Trayvon: Some justice, few answers
Trayvon: Some justice, few answers
Tomorrow's news today (This is becoming a trend):
For nearly a month, tens of thousands have marched and rallied, from hard concrete of Philly’s Love Park to a police station in Sanford, Fla. — wearing hoodies, carrying Skittles and posters, and asking for two things.
They wanted justice for the slain 17-year-old, Trayvon Martin.
And they wanted answers for why he was gunned down by a self-styled neighborhood watch captain, George Zimmerman.
The journey toward justice took a giant first step on Wednesday when Florida’s special prosecutor, Angela Corey, announced that 28-year-old Zimmerman was charged with second-degree murder and taken into police custody.
But a nation’s answers will have to wait.
Prosecutors wouldn’t even say where Zimmerman is being held, let alone divulge any new details about what happened on the damp night of Feb. 26, when Zimmerman encountered and shot Trayvon as he walked through a gated community after returning from a convenience store.
“So much information got released in this case that shouldn’t have been released,” said Corey, who announced the charges but revealed little else in a news conference last night.
Trayvon’s parents and supporters expressed relief and gratitude to Corey — who was appointed after local cops and prosecutors initally accepted Zimmerman’s alibi of self-defense and declined to bring charges. But they agreed that the case — which has exposed ongoing faultlines and anxieties over race in America — still has quite a long way to go before any sense of closure.
“We’re are just now getting to first base,” said Benjamin Crump, one of the attorneys for Trayvon’s family and part of the aggressive campaign that led the case to be re-examined, with the appointment of Corey as well as a separate civil rights probe by the U.S. Justice Department.
Despite the lack of any new details, legal analysts were quick to speculate that the severity of the charge — the maximum penalty is life in prison without the possibility of parole — means that Corey developed evidence that undercuts Zimmerman’s reported claim that the 17-year-old high school football player was the aggressor.
“This is a very, very major charge,” Jeffrey Toobin, the CNN legal analyst, said after last night’s news conference. “He \[Zimmerman\] can only be convicted if he showed ‘a depraved attitude.’”

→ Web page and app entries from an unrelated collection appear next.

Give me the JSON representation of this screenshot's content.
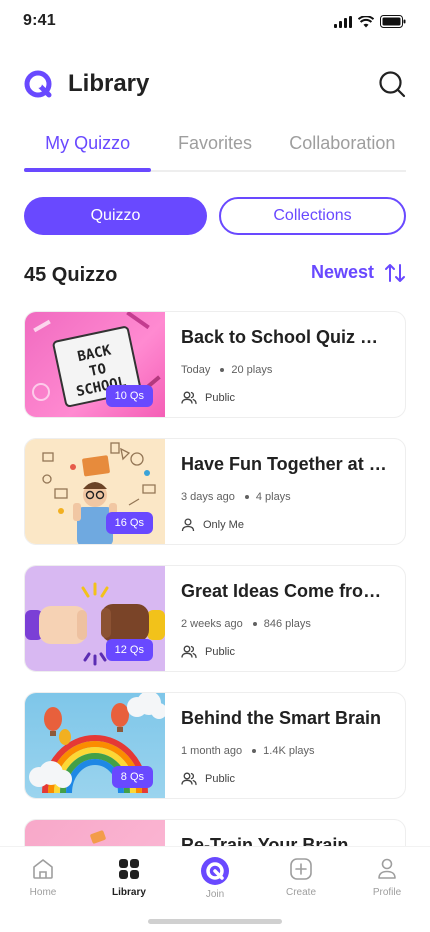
{
  "status": {
    "time": "9:41"
  },
  "header": {
    "title": "Library",
    "logo_icon": "quizzo-logo-icon",
    "search_icon": "search-icon"
  },
  "tabs": [
    {
      "label": "My Quizzo",
      "active": true
    },
    {
      "label": "Favorites",
      "active": false
    },
    {
      "label": "Collaboration",
      "active": false
    }
  ],
  "segments": {
    "quizzo_label": "Quizzo",
    "collections_label": "Collections"
  },
  "list_header": {
    "count": "45 Quizzo",
    "sort_label": "Newest",
    "sort_icon": "sort-icon"
  },
  "quizzes": [
    {
      "title": "Back to School Quiz Game",
      "badge": "10 Qs",
      "time": "Today",
      "plays": "20 plays",
      "visibility": "Public",
      "visibility_icon": "users-icon"
    },
    {
      "title": "Have Fun Together at School",
      "badge": "16 Qs",
      "time": "3 days ago",
      "plays": "4 plays",
      "visibility": "Only Me",
      "visibility_icon": "user-icon"
    },
    {
      "title": "Great Ideas Come from Teamwork",
      "badge": "12 Qs",
      "time": "2 weeks ago",
      "plays": "846 plays",
      "visibility": "Public",
      "visibility_icon": "users-icon"
    },
    {
      "title": "Behind the Smart Brain",
      "badge": "8 Qs",
      "time": "1 month ago",
      "plays": "1.4K plays",
      "visibility": "Public",
      "visibility_icon": "users-icon"
    },
    {
      "title": "Re-Train Your Brain",
      "badge": "",
      "time": "",
      "plays": "",
      "visibility": "",
      "visibility_icon": "users-icon"
    }
  ],
  "bottom_nav": [
    {
      "label": "Home",
      "icon": "home-icon",
      "active": false
    },
    {
      "label": "Library",
      "icon": "grid-icon",
      "active": true
    },
    {
      "label": "Join",
      "icon": "join-icon",
      "active": false
    },
    {
      "label": "Create",
      "icon": "plus-square-icon",
      "active": false
    },
    {
      "label": "Profile",
      "icon": "profile-icon",
      "active": false
    }
  ],
  "colors": {
    "accent": "#6949ff",
    "text": "#212121",
    "muted": "#9e9e9e"
  }
}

Some answers may come after Zimmerman — who apparently was taken to jail in Sanford several hours after the announcement — seeks a bail hearing, which could come as early as Thursday. Zimmerman’s brand-new lawyer, Mark O’Mara, said the accused murderer will seek to be released from custody.
O’Mara told CNN he was concerned that his client could not receive a fair trial after weeks of national publicity over the case. "There's obviously been a lot of information flowing,” he said. “I think a lot of it has been premature and inappropriate."
But without that widespread publicity, it’s clear that Zimmerman would still be walking the sidewalks of Sanford as a free man. Police in the central Florida town initially said last month that their hands were tied by the state’s controversial “stand your ground” self-defense law. Momentum only shifted with news coverage, the release of Zimmerman’s 911 calls, and then the public rallies.
“Had there not been pressure, there would not have neem a second look,” said the civil right activist Rev. Al Sharpton.
Sharpton and others suggested that the arrest of Zimmerman was nearly the end of the beginning, that there will be more pressure to roll back gun-lobby-supported self-defense laws on the books in Florida and other states.
But last night among the legion of Trayvon’s supporters. there was also a palpable sigh of relief that Zimmerman is behind bars.
“We simply wanted an arrest," Tyayon’s mother, Sybrina Fulton, said. "We wanted nothing more and nothing less, and we got it. And I say thank you. Thank you, Lord. Thank you, Jesus."